··· Information shown ···
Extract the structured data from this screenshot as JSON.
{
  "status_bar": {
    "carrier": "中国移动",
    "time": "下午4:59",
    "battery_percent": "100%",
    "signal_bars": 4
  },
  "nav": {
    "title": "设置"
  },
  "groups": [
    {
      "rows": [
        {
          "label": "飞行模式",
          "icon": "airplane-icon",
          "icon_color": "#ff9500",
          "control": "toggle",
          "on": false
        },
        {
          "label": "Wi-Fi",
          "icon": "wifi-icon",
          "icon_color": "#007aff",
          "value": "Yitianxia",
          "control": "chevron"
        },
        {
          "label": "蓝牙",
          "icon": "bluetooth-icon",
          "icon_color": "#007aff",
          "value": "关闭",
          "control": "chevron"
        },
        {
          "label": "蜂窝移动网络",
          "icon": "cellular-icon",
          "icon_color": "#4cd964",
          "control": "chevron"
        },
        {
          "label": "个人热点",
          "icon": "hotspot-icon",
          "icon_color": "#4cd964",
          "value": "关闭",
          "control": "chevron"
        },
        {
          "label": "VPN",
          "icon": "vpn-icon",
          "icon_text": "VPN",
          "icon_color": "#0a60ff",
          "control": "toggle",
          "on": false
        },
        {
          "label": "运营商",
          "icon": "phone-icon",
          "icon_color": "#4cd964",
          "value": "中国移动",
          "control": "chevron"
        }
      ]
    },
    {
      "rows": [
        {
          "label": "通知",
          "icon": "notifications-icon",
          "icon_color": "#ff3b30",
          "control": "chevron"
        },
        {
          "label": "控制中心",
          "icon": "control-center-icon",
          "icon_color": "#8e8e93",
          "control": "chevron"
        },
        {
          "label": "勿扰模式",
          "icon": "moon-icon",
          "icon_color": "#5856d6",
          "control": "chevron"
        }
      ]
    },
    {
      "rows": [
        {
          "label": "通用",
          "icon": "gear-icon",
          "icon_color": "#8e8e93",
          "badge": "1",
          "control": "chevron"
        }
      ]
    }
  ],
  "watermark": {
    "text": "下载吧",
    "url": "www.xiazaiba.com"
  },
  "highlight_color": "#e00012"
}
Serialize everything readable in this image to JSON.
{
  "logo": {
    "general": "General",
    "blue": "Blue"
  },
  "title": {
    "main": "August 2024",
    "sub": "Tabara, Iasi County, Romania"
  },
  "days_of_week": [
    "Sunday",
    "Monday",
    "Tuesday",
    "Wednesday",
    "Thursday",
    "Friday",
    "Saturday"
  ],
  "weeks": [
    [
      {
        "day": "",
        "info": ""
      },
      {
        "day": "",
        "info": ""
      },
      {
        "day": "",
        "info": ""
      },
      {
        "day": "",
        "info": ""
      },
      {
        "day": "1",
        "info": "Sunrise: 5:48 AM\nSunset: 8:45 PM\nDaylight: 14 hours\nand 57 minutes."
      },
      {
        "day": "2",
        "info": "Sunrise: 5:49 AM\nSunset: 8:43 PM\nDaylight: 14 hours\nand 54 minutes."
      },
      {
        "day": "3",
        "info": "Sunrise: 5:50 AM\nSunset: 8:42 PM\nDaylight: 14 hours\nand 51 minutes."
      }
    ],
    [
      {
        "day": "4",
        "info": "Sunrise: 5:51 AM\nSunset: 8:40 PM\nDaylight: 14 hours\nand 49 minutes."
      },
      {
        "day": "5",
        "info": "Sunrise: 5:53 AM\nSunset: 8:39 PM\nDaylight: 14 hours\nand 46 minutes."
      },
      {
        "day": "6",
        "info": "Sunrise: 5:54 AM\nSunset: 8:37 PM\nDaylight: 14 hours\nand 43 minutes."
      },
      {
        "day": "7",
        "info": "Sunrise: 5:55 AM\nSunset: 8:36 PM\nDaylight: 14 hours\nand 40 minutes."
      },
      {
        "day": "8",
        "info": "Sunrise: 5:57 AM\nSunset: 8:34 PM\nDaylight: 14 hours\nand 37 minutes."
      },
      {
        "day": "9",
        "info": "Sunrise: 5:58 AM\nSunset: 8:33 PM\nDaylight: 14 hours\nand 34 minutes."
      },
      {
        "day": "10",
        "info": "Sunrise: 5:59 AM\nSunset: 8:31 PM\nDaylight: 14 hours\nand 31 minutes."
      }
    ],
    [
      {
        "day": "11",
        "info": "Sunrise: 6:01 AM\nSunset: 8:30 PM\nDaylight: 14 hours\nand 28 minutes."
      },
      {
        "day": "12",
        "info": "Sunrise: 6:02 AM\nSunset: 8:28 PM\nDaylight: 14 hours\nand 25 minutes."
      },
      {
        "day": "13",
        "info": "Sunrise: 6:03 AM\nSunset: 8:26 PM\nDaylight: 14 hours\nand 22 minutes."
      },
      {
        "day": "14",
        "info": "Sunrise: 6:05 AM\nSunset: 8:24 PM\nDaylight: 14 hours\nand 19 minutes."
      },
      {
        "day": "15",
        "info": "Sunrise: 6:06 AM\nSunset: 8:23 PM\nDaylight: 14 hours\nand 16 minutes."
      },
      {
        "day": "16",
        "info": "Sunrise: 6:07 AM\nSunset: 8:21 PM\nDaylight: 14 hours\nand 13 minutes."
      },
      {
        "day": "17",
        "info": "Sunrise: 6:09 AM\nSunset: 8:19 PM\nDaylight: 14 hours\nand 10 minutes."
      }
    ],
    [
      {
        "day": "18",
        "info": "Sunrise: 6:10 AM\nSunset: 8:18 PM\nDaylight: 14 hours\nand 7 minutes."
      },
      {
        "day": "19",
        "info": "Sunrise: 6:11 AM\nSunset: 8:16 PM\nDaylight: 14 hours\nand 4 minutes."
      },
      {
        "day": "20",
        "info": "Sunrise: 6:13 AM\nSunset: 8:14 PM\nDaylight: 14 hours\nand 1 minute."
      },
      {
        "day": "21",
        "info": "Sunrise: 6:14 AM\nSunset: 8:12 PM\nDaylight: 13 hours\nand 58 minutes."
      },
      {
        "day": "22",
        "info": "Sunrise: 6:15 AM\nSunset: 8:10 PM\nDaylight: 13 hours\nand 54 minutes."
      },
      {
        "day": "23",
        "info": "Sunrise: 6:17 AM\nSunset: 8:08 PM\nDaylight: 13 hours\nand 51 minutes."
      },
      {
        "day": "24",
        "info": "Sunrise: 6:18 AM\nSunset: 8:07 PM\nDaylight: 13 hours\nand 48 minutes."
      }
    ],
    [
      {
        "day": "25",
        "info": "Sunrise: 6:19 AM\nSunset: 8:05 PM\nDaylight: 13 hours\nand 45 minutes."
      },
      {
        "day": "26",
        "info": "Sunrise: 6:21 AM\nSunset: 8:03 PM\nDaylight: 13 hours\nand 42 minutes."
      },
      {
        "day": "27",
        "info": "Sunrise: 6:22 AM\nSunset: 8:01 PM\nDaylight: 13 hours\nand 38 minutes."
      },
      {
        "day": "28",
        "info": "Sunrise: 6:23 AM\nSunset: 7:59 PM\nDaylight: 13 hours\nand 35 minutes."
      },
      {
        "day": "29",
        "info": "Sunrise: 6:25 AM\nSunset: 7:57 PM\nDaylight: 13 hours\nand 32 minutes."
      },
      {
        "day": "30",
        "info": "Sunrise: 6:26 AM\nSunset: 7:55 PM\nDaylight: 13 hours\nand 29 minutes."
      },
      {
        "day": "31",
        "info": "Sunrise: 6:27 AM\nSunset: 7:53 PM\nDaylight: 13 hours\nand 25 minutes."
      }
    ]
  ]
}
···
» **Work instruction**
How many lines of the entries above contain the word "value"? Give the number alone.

» **Written solution**
4